REQUIRED WORK:
Go through the listing and state how many lines hold the string "selected". Nothing else is needed.
'''
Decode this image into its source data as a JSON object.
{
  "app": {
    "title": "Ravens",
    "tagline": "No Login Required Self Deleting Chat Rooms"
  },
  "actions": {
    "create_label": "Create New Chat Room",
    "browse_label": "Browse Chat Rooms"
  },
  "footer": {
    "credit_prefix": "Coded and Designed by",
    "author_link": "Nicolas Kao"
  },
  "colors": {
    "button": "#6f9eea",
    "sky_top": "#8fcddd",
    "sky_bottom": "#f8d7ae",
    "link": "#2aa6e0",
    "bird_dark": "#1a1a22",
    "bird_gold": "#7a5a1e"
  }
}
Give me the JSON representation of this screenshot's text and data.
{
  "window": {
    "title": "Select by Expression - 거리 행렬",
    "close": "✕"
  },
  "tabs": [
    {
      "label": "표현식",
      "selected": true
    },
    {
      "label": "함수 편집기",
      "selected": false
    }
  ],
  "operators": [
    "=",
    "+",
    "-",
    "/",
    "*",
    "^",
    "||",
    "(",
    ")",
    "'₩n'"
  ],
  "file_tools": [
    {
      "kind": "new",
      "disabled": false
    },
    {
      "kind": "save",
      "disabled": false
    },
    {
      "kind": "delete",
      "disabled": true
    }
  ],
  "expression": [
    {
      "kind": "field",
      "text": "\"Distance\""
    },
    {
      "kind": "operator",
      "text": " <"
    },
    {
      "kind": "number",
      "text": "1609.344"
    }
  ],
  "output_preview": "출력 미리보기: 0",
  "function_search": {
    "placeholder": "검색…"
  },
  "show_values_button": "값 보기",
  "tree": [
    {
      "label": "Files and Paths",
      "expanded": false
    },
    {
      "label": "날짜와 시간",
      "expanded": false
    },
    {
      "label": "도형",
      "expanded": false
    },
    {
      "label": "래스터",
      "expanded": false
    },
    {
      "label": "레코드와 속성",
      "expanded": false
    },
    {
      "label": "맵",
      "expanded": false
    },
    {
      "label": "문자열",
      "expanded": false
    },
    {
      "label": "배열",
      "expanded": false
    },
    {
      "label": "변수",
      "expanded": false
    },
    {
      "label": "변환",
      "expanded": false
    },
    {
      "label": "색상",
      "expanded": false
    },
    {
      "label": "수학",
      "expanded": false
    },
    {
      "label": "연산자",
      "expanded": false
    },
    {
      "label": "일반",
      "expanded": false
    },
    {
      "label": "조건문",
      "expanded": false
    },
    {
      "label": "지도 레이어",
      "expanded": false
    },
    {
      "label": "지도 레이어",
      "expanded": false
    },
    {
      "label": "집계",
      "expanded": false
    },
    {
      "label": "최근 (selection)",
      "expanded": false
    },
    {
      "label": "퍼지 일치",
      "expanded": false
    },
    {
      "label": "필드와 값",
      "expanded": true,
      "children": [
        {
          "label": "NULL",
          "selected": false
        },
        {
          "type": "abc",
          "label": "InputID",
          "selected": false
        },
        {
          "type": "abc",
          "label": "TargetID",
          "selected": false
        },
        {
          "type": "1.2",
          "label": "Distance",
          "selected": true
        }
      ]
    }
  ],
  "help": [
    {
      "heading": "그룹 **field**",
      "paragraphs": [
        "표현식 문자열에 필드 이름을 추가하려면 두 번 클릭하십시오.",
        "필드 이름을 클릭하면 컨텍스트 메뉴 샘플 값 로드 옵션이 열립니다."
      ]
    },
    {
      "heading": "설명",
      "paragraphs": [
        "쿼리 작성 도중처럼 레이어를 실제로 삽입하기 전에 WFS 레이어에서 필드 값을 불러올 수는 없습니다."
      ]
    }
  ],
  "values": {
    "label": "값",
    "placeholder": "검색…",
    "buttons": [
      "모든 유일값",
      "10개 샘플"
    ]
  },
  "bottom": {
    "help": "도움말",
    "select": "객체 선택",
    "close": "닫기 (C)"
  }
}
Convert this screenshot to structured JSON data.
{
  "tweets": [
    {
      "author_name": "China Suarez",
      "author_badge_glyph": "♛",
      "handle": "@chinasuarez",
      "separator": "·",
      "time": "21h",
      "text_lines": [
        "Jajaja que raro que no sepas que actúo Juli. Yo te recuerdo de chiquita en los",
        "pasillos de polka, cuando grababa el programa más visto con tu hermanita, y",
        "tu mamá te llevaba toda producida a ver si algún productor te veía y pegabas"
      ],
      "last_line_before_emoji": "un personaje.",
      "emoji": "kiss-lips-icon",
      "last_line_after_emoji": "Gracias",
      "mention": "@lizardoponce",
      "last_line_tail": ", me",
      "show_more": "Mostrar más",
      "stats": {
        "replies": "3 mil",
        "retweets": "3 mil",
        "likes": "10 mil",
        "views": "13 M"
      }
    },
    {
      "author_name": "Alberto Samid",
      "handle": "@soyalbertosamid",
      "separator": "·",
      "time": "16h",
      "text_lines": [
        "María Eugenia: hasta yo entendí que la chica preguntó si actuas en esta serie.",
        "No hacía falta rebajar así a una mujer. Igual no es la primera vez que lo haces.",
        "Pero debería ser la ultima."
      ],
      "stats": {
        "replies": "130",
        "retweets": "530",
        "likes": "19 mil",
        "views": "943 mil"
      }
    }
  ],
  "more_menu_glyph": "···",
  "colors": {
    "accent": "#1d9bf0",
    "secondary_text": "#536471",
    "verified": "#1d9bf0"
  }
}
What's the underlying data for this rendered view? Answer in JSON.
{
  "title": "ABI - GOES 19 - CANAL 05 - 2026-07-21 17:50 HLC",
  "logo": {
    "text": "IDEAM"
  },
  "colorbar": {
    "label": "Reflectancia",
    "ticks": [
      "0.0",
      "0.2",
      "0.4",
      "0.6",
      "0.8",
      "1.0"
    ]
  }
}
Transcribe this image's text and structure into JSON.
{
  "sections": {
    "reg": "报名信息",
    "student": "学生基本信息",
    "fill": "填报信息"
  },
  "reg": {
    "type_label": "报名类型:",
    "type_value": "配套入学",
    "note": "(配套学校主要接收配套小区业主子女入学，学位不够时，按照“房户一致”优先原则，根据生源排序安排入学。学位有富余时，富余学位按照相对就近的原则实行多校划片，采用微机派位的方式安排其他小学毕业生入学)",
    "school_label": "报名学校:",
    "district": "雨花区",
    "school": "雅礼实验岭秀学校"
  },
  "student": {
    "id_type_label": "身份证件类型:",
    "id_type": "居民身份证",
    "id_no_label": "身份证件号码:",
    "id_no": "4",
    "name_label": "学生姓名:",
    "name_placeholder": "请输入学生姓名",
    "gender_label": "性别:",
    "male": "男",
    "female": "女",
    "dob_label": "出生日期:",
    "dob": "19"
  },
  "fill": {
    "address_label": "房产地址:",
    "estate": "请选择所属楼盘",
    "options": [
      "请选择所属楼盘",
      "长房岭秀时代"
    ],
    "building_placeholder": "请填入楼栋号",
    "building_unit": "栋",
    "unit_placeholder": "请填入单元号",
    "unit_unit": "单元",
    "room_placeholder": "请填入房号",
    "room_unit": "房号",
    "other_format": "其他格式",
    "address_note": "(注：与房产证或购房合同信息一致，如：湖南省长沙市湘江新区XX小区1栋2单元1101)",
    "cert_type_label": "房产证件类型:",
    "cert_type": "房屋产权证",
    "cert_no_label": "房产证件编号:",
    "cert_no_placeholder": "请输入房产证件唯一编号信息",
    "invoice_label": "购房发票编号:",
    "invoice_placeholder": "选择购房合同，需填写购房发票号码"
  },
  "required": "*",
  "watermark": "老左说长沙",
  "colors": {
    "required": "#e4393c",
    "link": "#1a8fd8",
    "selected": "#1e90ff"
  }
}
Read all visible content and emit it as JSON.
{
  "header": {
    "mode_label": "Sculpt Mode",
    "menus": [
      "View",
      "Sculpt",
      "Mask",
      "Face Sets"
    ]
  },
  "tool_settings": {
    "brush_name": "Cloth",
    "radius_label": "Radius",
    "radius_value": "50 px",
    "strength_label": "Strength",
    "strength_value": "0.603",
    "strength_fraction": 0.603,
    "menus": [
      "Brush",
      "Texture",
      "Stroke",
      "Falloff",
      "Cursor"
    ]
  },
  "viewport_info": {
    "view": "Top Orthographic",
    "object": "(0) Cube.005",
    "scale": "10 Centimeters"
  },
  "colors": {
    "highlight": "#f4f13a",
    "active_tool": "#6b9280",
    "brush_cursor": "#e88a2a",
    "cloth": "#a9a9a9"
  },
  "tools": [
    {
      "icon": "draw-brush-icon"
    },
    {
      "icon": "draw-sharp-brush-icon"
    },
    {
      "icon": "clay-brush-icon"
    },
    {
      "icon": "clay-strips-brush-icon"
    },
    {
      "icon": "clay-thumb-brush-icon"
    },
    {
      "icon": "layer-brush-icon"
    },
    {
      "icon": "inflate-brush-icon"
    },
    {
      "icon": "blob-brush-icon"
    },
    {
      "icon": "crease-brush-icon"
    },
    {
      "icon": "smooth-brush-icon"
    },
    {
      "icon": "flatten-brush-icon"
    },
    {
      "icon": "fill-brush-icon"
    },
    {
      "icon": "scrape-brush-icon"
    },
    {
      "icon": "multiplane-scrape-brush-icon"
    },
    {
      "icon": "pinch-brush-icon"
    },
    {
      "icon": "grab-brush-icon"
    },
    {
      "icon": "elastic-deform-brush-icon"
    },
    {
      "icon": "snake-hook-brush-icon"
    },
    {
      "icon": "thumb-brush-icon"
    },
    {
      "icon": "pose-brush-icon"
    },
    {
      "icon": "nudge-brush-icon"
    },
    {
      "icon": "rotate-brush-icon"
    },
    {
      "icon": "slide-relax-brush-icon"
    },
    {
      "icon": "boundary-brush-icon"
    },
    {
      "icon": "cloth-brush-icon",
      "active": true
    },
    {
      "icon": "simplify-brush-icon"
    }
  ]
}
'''
EXPECTED ANSWER:
7